Newman’s latest record teams him with the remarkable rhythm section of pianist John Hicks, bassist Steve Novosel and drummer Winard Harper. Added to the mix on three tunes are trombonist Steve Turre and percussionist Steve Kroon.

This lively group gets off to a swinging start on the title track, a Latinish number marred only by Kroon’s incessantly clanging cowbell. Turre has a rich, ripe sound that is well-suited to this dancing piece and he leaves just enough meat on the bone for Newman to chew on during his tenor solo. Besides tenor, Newman also plays flute on two tunes: the very cheery Hicks waltz “Life,” and his own catchy “Cousin Esau,” which is set to what Fathead calls the listen-here beat: “It’s a four-beat rim-shot figure played on the snare drum.”
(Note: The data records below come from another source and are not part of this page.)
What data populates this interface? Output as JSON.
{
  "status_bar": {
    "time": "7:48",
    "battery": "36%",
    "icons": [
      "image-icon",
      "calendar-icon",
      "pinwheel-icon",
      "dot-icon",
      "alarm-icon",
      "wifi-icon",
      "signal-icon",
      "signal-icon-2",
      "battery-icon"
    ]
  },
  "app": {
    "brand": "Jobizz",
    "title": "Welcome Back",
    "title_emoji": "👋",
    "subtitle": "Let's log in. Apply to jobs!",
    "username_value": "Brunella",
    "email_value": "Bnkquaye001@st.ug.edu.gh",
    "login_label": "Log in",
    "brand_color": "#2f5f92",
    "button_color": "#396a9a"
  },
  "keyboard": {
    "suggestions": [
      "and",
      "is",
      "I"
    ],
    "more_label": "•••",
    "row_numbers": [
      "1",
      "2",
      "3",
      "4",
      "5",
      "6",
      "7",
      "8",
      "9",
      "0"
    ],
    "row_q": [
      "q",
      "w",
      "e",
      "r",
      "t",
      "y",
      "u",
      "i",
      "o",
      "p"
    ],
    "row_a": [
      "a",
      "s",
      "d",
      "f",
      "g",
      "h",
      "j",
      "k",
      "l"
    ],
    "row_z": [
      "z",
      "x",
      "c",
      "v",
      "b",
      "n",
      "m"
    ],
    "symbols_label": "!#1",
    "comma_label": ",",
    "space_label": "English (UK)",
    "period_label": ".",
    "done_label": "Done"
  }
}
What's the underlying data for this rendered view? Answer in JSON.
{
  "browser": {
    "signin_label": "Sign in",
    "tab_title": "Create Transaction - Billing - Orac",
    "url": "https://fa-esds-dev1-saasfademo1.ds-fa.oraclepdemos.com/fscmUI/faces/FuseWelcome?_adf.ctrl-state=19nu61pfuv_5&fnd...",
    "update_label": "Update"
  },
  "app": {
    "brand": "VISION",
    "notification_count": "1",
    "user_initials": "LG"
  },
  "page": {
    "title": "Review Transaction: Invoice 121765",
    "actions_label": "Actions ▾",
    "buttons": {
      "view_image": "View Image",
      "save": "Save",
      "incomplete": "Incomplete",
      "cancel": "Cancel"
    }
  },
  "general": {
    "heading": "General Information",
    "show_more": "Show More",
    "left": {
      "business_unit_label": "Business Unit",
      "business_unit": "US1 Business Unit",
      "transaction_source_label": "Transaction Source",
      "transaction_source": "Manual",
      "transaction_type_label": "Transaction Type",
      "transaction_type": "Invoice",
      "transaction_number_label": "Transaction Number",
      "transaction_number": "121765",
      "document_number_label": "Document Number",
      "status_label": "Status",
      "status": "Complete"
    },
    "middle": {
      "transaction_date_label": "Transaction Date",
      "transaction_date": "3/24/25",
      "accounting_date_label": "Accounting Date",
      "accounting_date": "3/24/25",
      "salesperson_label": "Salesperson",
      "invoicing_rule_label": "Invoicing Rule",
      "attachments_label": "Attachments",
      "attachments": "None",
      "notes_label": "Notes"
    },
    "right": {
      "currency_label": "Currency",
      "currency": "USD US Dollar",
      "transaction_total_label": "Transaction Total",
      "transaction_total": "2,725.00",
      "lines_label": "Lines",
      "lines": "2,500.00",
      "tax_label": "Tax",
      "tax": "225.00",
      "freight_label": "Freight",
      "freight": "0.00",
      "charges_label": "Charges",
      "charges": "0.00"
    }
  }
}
As might be expected from a Texas tenorman, Newman’s flute playing is as robust as his other axe(s), which also includes alto sax, heard here on the waltz-tempoed “Willow Weep for Me.” Newman’s full-bodied tenor gets the white-glove treatment on “Karen My Love,” a ballad he wrote for his wife, which is graced by yet another of Hicks’ amazing solos. The full group comes together again on Turre’s oddly jointed “Mellow-D for Mr. C” (as in Ray Charles, with whom he and Newman served) and the closer, “Asia Beat,” a joyous samba-is there any other kind?

Originally Published